For £2,000 – £37,700, you’ll pay 7.5 percent (basic rate).

For £37, 701 – £150,000, you will pay 32.5 percent (higher rate).

For £150,001 – £175,000, you will pay 38.1 percent (additional rate).

The tax on your dividends will be £48 700. Here’s how the computation works:

For the first £2,000, there is no charge.

£2,677.5 – £37,700 for £2,001

£37, 701 for £36,498 – £150,000

£150,000 – £175,000 = £9,525

When do you have to pay Dividend Tax For The Year 2022

Regardless of how much you earn in dividends, the dividend allowance will reduce your tax payment.

You won’t have to pay taxes on the first £2,000 in dividends, whether you make £50 or £500,000.

What is the procedure for paying dividend taxes

Dividend taxes can be paid in one of two ways.

The specific method of payment will be determined by the amount of dividends you received. Dividend taxes must be paid in conjunction with your self-assessment tax return.

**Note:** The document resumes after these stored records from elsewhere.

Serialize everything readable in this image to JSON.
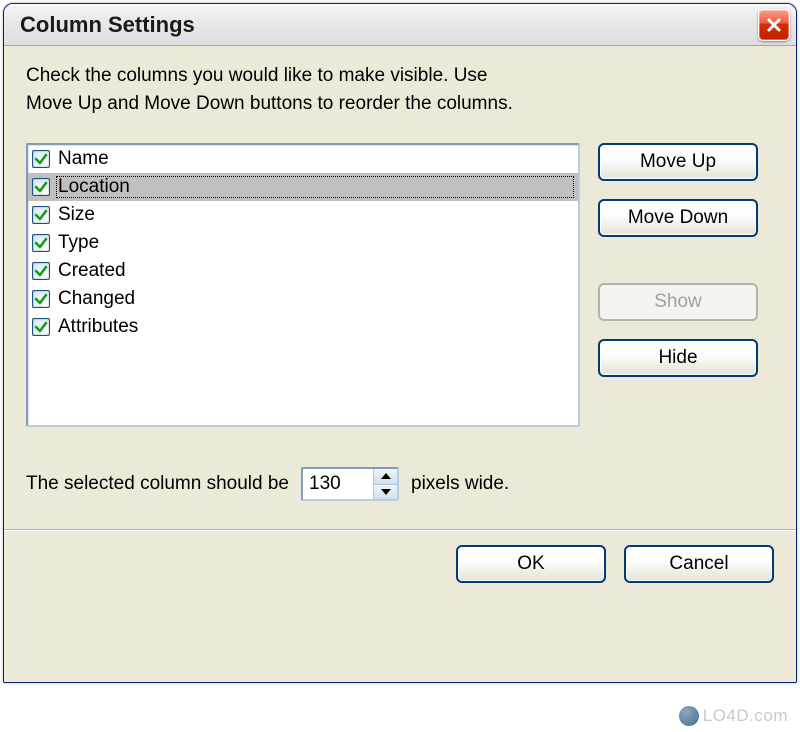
{
  "window": {
    "title": "Column Settings"
  },
  "instructions": {
    "line1": "Check the columns you would like to make visible. Use",
    "line2": "Move Up and Move Down buttons to reorder the columns."
  },
  "columns": [
    {
      "label": "Name",
      "checked": true,
      "selected": false
    },
    {
      "label": "Location",
      "checked": true,
      "selected": true
    },
    {
      "label": "Size",
      "checked": true,
      "selected": false
    },
    {
      "label": "Type",
      "checked": true,
      "selected": false
    },
    {
      "label": "Created",
      "checked": true,
      "selected": false
    },
    {
      "label": "Changed",
      "checked": true,
      "selected": false
    },
    {
      "label": "Attributes",
      "checked": true,
      "selected": false
    }
  ],
  "buttons": {
    "move_up": "Move Up",
    "move_down": "Move Down",
    "show": "Show",
    "hide": "Hide",
    "ok": "OK",
    "cancel": "Cancel"
  },
  "width_row": {
    "prefix": "The selected column should be",
    "value": "130",
    "suffix": "pixels wide."
  },
  "watermark": "LO4D.com"
}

Dividends of up to £10,000 are possible

You don’t need to do anything or notify anyone if your dividends totaled less than £2,000.

However, for amounts between £2,001 and £10,000, you must choose between two options.

Make a call to the HMRC help desk.

Using a tax return for self-assessment

Dividends totaling more than £10,000

If you earn more than £10,000, you must file a Self Assessment Tax Return.

Dividends are not paid on ISA or pension accounts

Dividends on monies in an ISA or a pension are not required to be paid. In addition, you can put up to £20,000 in an ISA, making it a distinctive feature of modern share investing.

ISAs, which are tax-free savings/investment accounts, can now contain up to £20,000 worth of stocks, according to a law change in 2015. Furthermore, profits earned on shares held in an ISA are not taxed.

Do I have to pay capital gains tax on my stock

Both yes and no.

When you sell shares, you must pay capital gains tax, but you do not have to pay capital gains tax on shares held in an ISA or pension.

Pained by financial indecision? Want to invest with Adam?

Adam is an internationally recognised author on financial matters, with over 492.6 million answers views on Quora.com and a widely sold book on Amazon

Add a comment

*Please complete all fields correctly

Related Blogs

Inheritance Tax for UK Expats
10 Caribbean Tax Havens You Should Know